It is fundamental to human nature to attempt to understand the world of which it is part. Even postmodernism comes to its own perverse, nihilistic and anarchistic conclusions. However, one cannot take for granted that the complexities of the Cosmos can be encapsulated in relatively few simple principles. Encapsulation of human know-how is a kind of data compression and this can happen only if, firstly, there is something about cosmic data allowing it to be so compressed, and, secondly, there are the cognitive resources available to compress it. But in a graceless world neither contingency need be granted. The giveness of these contingencies is dependent on the grace of providence and we can only exploit them if we are willing to accept that grace.
T.V. Reeves November 2001
*1 See reference 2, page xi
*2 See reference 1, page 7
*3 Alan Turing, Bletchley Park computer pioneer, suggested that the condition for true machine intelligence would be fulfilled if a machine can converse at an indistinguishably human level. Without commenting on the sufficiency on Turing`s condition, it serves as a useful illustration of what is meant by "in depth rationality"; that is, as something which can never be revealed as a facade by all the conceivable the tests and probes available to finite beings.

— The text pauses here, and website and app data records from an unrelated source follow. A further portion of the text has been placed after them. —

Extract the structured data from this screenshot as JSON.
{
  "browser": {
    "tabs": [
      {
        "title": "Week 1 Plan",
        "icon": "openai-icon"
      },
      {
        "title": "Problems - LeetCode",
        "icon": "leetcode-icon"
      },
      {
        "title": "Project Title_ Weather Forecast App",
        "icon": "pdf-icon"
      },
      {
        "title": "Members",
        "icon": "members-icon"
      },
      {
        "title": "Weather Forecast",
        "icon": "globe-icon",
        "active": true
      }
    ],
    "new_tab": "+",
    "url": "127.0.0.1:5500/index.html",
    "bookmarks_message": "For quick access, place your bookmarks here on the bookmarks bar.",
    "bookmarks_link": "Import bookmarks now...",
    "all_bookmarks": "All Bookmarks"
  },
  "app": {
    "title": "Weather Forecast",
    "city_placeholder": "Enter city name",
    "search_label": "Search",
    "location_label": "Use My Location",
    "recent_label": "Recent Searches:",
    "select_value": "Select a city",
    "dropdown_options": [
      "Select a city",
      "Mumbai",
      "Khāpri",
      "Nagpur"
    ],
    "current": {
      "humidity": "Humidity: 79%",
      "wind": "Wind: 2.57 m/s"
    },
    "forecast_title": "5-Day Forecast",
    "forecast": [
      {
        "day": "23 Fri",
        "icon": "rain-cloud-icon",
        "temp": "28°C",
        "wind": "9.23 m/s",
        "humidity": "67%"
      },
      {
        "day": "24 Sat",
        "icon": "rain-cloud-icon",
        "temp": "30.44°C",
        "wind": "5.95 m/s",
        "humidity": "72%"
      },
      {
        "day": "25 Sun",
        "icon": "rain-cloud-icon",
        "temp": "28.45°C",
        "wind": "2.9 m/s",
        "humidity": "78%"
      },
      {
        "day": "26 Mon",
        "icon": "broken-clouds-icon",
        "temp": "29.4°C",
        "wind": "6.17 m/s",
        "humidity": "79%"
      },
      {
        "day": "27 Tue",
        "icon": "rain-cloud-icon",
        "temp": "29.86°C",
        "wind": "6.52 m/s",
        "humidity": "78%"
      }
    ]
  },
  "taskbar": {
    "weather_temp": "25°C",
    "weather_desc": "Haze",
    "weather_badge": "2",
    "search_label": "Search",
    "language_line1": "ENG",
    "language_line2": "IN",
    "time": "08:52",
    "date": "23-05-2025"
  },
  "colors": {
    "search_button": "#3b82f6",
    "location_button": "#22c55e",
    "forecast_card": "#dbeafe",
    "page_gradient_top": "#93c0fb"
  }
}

1. The Icon critical dictionary of Postmodern Thought: Editor Stuart Sim. Icon 1998
A compilation of essays on the cultural effects of postmodernism. Includes a useful index of terms.
2. The Enlightenment. Norman Hampson: Penguin 1976
Records and analyses some less well known aspects of the enlightenment.
3. Introduction to H.G Wells' Time machine: Jonathan Benison, Cideb 1994.
Benison cites the "irrationalism of the Decadent era of the 1890s"
4. At the Edge of History/Passages about Earth: William Irwin Thompson. Lindisfarne press 1990
An eloquent critical appraisal of technocratic society.
5. How to know you know you know it. Knotes by T.V.Reeves 1993. Unpublished
A short study on "self reference" in human knowledge.
(See here for the latter reference http://quantumnonlinearity.blogspot.com/2008/08/how-to-know-you-know-you-know-it.html)
(See here for the latter reference http://quantumnonlinearity.blogspot.com/2008/08/how-to-know-you-know-you-know-it.html)